John Gilbert, COO/EVP/CTO of Rudin Management Company (RMC) spoke at a Greenbiz VERGE Salon event on Sept. 16 in New York City on how technology and data are transforming the future of buildings and cities. Gilbert speaks often on the integration of technology into the built environment. He also addressed the audience at the RealComm conference in Las Vegas in June as part of the General Session. In both cases, his part of the panel discussion on Aggregating Portfolio Data centered on the Di-BOSS operating system for the built environment, an innovation which Gilbert co-invented. Di-Boss links all of a building’s networks so that facilities managers can watch and control operations, as explained in this 2013 article published by the Columbia University’s Center for Computational Learning Systems, which also participated in the development of Di-Boss. Another Di-Boss co-inventor was Finmeccanica – Selex ES. This Finmeccanica press release explains how Intel® Gateway Solutions for the Internet of Things (IoT) were deployed to extend the original DiBOSS platform applicability to multifamily and small commercial space markets. So this Verge Salon NYC appearance was a case of Intel IoT for Smart Buildings getting the word out coast-to-coast in the same week. Gilbert offered this quote captured in a tweet by Greenbiz’ Founder Peter May: “Difference between smart & dumb building:did you learn anything from your building’s performance yesterday?”

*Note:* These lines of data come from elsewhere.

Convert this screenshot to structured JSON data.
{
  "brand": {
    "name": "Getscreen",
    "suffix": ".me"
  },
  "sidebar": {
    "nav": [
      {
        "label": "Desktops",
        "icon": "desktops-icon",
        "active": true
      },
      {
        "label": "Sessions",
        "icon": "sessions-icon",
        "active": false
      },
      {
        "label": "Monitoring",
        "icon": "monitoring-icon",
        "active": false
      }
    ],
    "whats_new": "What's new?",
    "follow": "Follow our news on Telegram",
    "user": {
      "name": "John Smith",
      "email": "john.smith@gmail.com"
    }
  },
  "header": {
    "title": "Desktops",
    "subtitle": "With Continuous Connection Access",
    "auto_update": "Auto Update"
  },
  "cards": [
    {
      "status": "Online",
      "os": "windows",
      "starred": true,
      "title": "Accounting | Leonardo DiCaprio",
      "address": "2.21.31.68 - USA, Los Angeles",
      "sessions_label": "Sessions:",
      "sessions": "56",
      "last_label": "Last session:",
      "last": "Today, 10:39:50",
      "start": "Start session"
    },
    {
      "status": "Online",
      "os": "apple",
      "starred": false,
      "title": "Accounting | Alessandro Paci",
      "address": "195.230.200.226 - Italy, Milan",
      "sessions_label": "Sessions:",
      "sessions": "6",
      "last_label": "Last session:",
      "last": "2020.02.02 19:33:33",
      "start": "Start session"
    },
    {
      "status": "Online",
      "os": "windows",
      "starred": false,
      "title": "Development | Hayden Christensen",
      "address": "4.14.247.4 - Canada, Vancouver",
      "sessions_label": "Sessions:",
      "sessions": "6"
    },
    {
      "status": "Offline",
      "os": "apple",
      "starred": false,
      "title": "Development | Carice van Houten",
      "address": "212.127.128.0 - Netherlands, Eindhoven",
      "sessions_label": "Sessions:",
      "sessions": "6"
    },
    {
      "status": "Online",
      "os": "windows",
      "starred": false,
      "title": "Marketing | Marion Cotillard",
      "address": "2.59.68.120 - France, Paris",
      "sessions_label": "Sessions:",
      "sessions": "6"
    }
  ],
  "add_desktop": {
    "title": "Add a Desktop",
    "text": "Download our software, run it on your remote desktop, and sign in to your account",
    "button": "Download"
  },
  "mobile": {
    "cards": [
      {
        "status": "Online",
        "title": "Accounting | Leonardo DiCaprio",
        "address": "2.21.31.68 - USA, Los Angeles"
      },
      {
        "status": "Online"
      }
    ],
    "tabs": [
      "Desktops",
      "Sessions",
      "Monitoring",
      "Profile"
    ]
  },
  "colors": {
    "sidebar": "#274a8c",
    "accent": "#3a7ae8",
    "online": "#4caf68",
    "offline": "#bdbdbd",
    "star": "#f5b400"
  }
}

RMC manages over 15 million square feet of commercial and residential space that is owned by the Rudin Family. RMC is the largest privately owned real estate company in NYC. John has been involved in every major project the company has built over the last 20 years including the redevelopment and creation of the world’s first smart building at 55 Broad Street (1995-1996), the development of the Reuters Building at 3 Times Square (1998-2001), the redevelopment of the former ATT Long Lines Building at 32 Avenue of the Americas (1999-2002), the redevelopment of 130 West 12th Street (2010-2011), as well as the redevelopment of The Greenwich Lane (2006-2014).